Seven best practices for enterprise implementations

Open Text and Gartner recently release a document titled "Seven best practices for ECM implementations". For anyone that has been involved in enterprise scale implementations in the past, there is not a lot of new information here. In a nutshell the 7 listed are:

1. Understand the project

2. Secure Management Support

3. Create a project plan for the entire project

4. Get user buy-in

5. Use phased implementation

6. Encourage continuous user involvement

7. Create a competency Center


Like I said, nothing terribly startling in that list (though I do recommend you read the document, even if only as a refresher, its available here http://img.en25.com/Web/OpenTextGlobal/Gartner_2_final.pdf.) But I'd like to pick up on number 5 and discuss in a little more detail. Why number 5? Because number 5 has not always been easy (some might say, not even been possible)! I come from the "old" ERP school where every enterprise implementation was big! ECM wasn't much better (in fact in a lot of cases it was worse) - primarily because many people in the organisation didn't know exactly what it was! Today, most people in the organisation will understand the concept of electronic documents, scanned invoices, storage and management of emails etc. We have better understanding in the organisation and the ECM solutions available are advanced enough that you can actually bite off smaller chunks based on a larger, longer term ECM strategy. Not only is there better understanding and the products able to support this strategy, but our methodologies for implementing are far better at allowing this approach as well.

I was recently speaking with a SAP customer looking at ECM. They were scared that starting down the ECM path was going to be big, expensive and a far too audacious goal for them to complete in a reasonable time. Having completed an ECM strategy review with them we sat down and broke out each of the components that would make up the project and all of a sudden it started to look manageable to them. They still have a long term ECM strategy that will be delivered over a period of time, but they can now see that it will be completed in small chunks that will allow some of the other 6 best practices to be easier to deal with (like keeping the users involved and maintaining your executive level sponsorship). As well as getting some quick wins in place and establishing a platform on which they can build out the other pieces.

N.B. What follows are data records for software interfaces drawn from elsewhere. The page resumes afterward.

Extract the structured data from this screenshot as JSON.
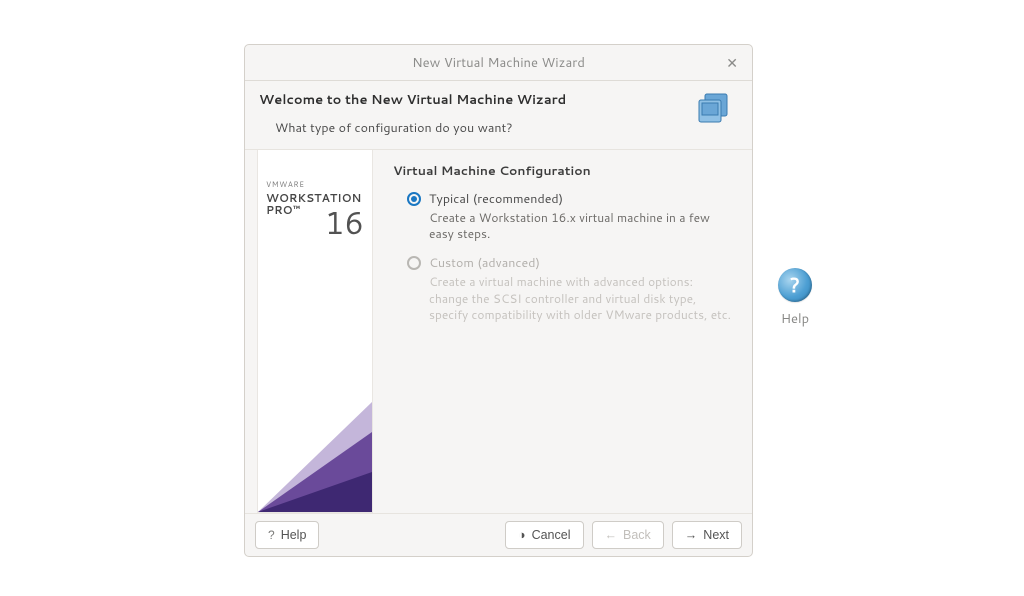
{
  "dialog": {
    "title": "New Virtual Machine Wizard",
    "header_title": "Welcome to the New Virtual Machine Wizard",
    "header_subtitle": "What type of configuration do you want?"
  },
  "banner": {
    "brand": "VMWARE",
    "product_line1": "WORKSTATION",
    "product_line2": "PRO™",
    "version": "16"
  },
  "config": {
    "section_label": "Virtual Machine Configuration",
    "options": [
      {
        "label": "Typical (recommended)",
        "desc": "Create a Workstation 16.x virtual machine in a few easy steps.",
        "selected": true,
        "enabled": true
      },
      {
        "label": "Custom (advanced)",
        "desc": "Create a virtual machine with advanced options: change the SCSI controller and virtual disk type, specify compatibility with older VMware products, etc.",
        "selected": false,
        "enabled": false
      }
    ]
  },
  "footer": {
    "help": "Help",
    "cancel": "Cancel",
    "back": "Back",
    "next": "Next"
  },
  "desktop": {
    "help_label": "Help"
  }
}
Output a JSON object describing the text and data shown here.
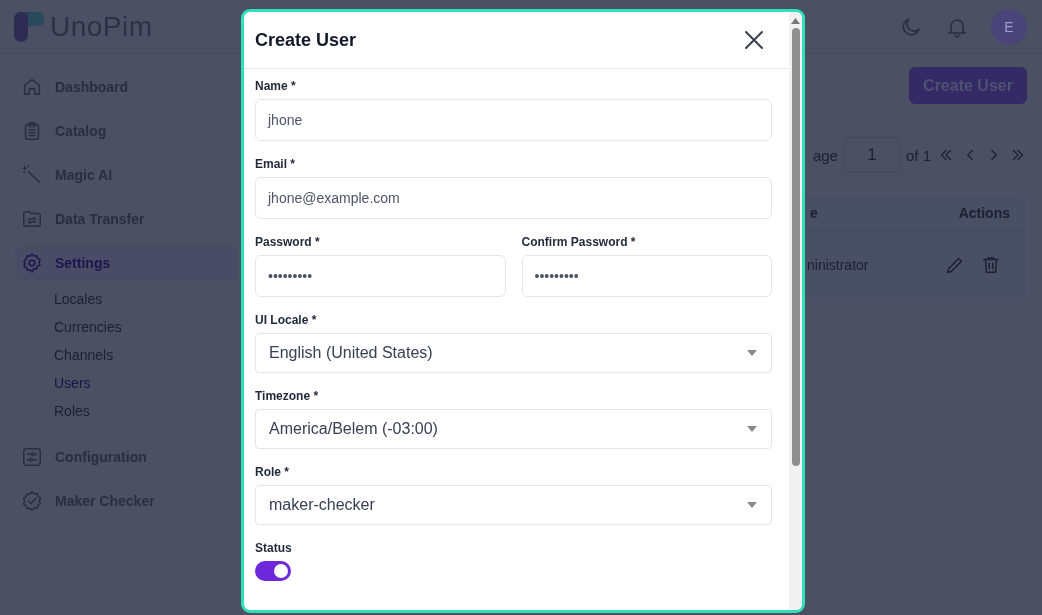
{
  "app": {
    "logo": "UnoPim"
  },
  "sidebar": {
    "items": [
      {
        "label": "Dashboard",
        "selected": false
      },
      {
        "label": "Catalog",
        "selected": false
      },
      {
        "label": "Magic AI",
        "selected": false
      },
      {
        "label": "Data Transfer",
        "selected": false
      },
      {
        "label": "Settings",
        "selected": true,
        "children": [
          {
            "label": "Locales",
            "selected": false
          },
          {
            "label": "Currencies",
            "selected": false
          },
          {
            "label": "Channels",
            "selected": false
          },
          {
            "label": "Users",
            "selected": true
          },
          {
            "label": "Roles",
            "selected": false
          }
        ]
      },
      {
        "label": "Configuration",
        "selected": false
      },
      {
        "label": "Maker Checker",
        "selected": false
      }
    ]
  },
  "header": {
    "avatar": "E"
  },
  "page": {
    "create_button": "Create User",
    "pagination": {
      "label": "age",
      "page": "1",
      "of": "of 1"
    },
    "table": {
      "columns": [
        "e",
        "Actions"
      ],
      "rows": [
        [
          "ninistrator"
        ]
      ]
    }
  },
  "dialog": {
    "title": "Create User",
    "rows": [
      [
        {
          "kind": "text",
          "label": "Name *",
          "value": "jhone"
        }
      ],
      [
        {
          "kind": "text",
          "label": "Email *",
          "value": "jhone@example.com"
        }
      ],
      [
        {
          "kind": "password",
          "label": "Password *",
          "value": "•••••••••"
        },
        {
          "kind": "password",
          "label": "Confirm Password *",
          "value": "•••••••••"
        }
      ],
      [
        {
          "kind": "select",
          "label": "UI Locale *",
          "value": "English (United States)"
        }
      ],
      [
        {
          "kind": "select",
          "label": "Timezone *",
          "value": "America/Belem (-03:00)"
        }
      ],
      [
        {
          "kind": "select",
          "label": "Role *",
          "value": "maker-checker"
        }
      ],
      [
        {
          "kind": "toggle",
          "label": "Status",
          "on": true
        }
      ]
    ]
  }
}
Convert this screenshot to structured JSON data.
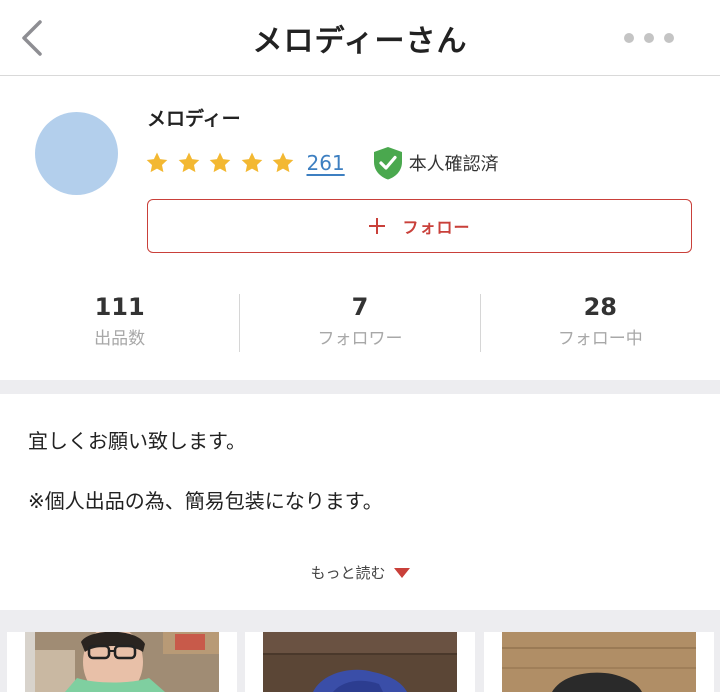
{
  "header": {
    "title": "メロディーさん",
    "back_icon": "chevron-left-icon",
    "more_icon": "more-horizontal-icon"
  },
  "profile": {
    "name": "メロディー",
    "avatar_color": "#b3cfec",
    "rating": {
      "stars": 5,
      "star_color": "#f3b832",
      "count": "261"
    },
    "verified": {
      "label": "本人確認済",
      "color": "#4aa84e"
    },
    "follow_button": {
      "label": "フォロー",
      "color": "#c9403a"
    }
  },
  "stats": [
    {
      "value": "111",
      "label": "出品数"
    },
    {
      "value": "7",
      "label": "フォロワー"
    },
    {
      "value": "28",
      "label": "フォロー中"
    }
  ],
  "intro": {
    "lines": [
      "宜しくお願い致します。",
      "※個人出品の為、簡易包装になります。"
    ],
    "read_more": "もっと読む",
    "read_more_color": "#c9403a"
  },
  "items": [
    {
      "name": "item-photo-person"
    },
    {
      "name": "item-photo-blue-cloth"
    },
    {
      "name": "item-photo-dark-object"
    }
  ]
}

So when you get to a point where you know your unstructured data is out of control, where you have holes in your SAP data and workflows because of all the docs that live outside the system, when compliance is becoming a real issue, you can address these problems gradually and implementing ECM does not need to be the next massive, big bang project failure that will scare the heck out of your CFO at budget time.